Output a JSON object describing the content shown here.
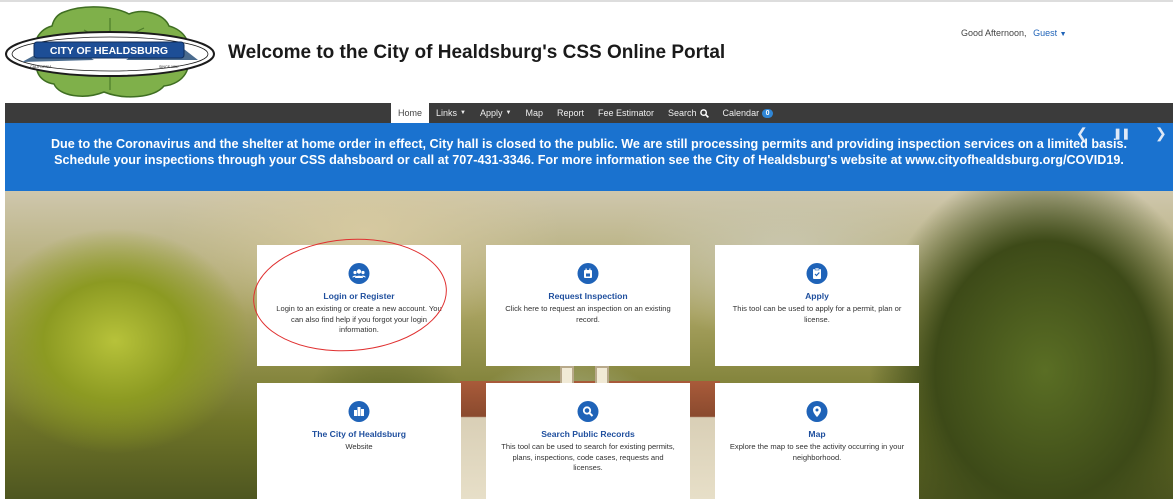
{
  "header": {
    "logo": {
      "text": "CITY OF HEALDSBURG",
      "left_caption": "CALIFORNIA",
      "right_caption": "SINCE 1867"
    },
    "title": "Welcome to the City of Healdsburg's CSS Online Portal",
    "greeting": "Good Afternoon,",
    "user": "Guest"
  },
  "nav": {
    "items": [
      {
        "label": "Home",
        "active": true
      },
      {
        "label": "Links",
        "dropdown": true
      },
      {
        "label": "Apply",
        "dropdown": true
      },
      {
        "label": "Map"
      },
      {
        "label": "Report"
      },
      {
        "label": "Fee Estimator"
      },
      {
        "label": "Search",
        "icon": "search-icon"
      },
      {
        "label": "Calendar",
        "badge": "0"
      }
    ]
  },
  "banner": {
    "text": "Due to the Coronavirus and the shelter at home order in effect, City hall is closed to the public. We are still processing permits and providing inspection services on a limited basis. Schedule your inspections through your CSS dahsboard or call at 707-431-3346. For more information see the City of Healdsburg's website at www.cityofhealdsburg.org/COVID19.",
    "prev_icon": "chevron-left-icon",
    "pause_icon": "pause-icon",
    "next_icon": "chevron-right-icon"
  },
  "cards": [
    {
      "icon": "users-icon",
      "title": "Login or Register",
      "desc": "Login to an existing or create a new account. You can also find help if you forgot your login information."
    },
    {
      "icon": "calendar-icon",
      "title": "Request Inspection",
      "desc": "Click here to request an inspection on an existing record."
    },
    {
      "icon": "clipboard-icon",
      "title": "Apply",
      "desc": "This tool can be used to apply for a permit, plan or license."
    },
    {
      "icon": "city-icon",
      "title": "The City of Healdsburg",
      "desc": "Website"
    },
    {
      "icon": "search-icon",
      "title": "Search Public Records",
      "desc": "This tool can be used to search for existing permits, plans, inspections, code cases, requests and licenses."
    },
    {
      "icon": "map-pin-icon",
      "title": "Map",
      "desc": "Explore the map to see the activity occurring in your neighborhood."
    }
  ],
  "colors": {
    "banner": "#1a72cf",
    "navbar": "#3b3b3b",
    "card_icon": "#1f63b8",
    "card_title": "#1f4f9e",
    "annotation": "#e03030"
  }
}
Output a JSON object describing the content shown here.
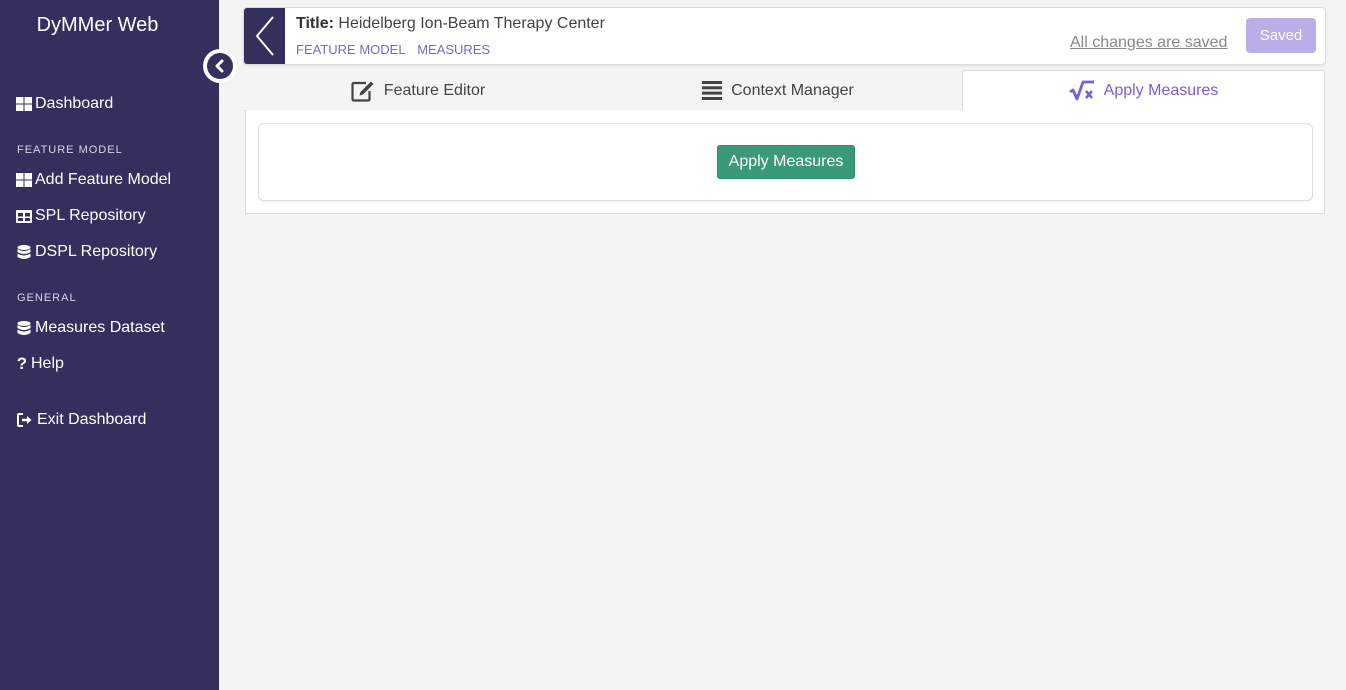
{
  "sidebar": {
    "brand": "DyMMer Web",
    "dashboard": "Dashboard",
    "section_feature_model": "FEATURE MODEL",
    "add_feature_model": "Add Feature Model",
    "spl_repository": "SPL Repository",
    "dspl_repository": "DSPL Repository",
    "section_general": "GENERAL",
    "measures_dataset": "Measures Dataset",
    "help": "Help",
    "exit_dashboard": "Exit Dashboard",
    "bg_color": "#33305e"
  },
  "header": {
    "title_label": "Title:",
    "title_value": "Heidelberg Ion-Beam Therapy Center",
    "crumbs": [
      "FEATURE MODEL",
      "MEASURES"
    ],
    "save_status": "All changes are saved",
    "saved_button": "Saved"
  },
  "tabs": [
    {
      "label": "Feature Editor",
      "icon": "edit-icon",
      "active": false
    },
    {
      "label": "Context Manager",
      "icon": "list-icon",
      "active": false
    },
    {
      "label": "Apply Measures",
      "icon": "square-root-icon",
      "active": true
    }
  ],
  "main": {
    "apply_button": "Apply Measures"
  },
  "colors": {
    "accent": "#7b5fd0",
    "button_green": "#3a9a78",
    "saved_button": "#b9aee8"
  }
}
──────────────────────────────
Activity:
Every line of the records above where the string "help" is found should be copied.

Your solution:
      "desc": "Login to an existing or create a new account. You can also find help if you forgot your login information."
    "help": "Help",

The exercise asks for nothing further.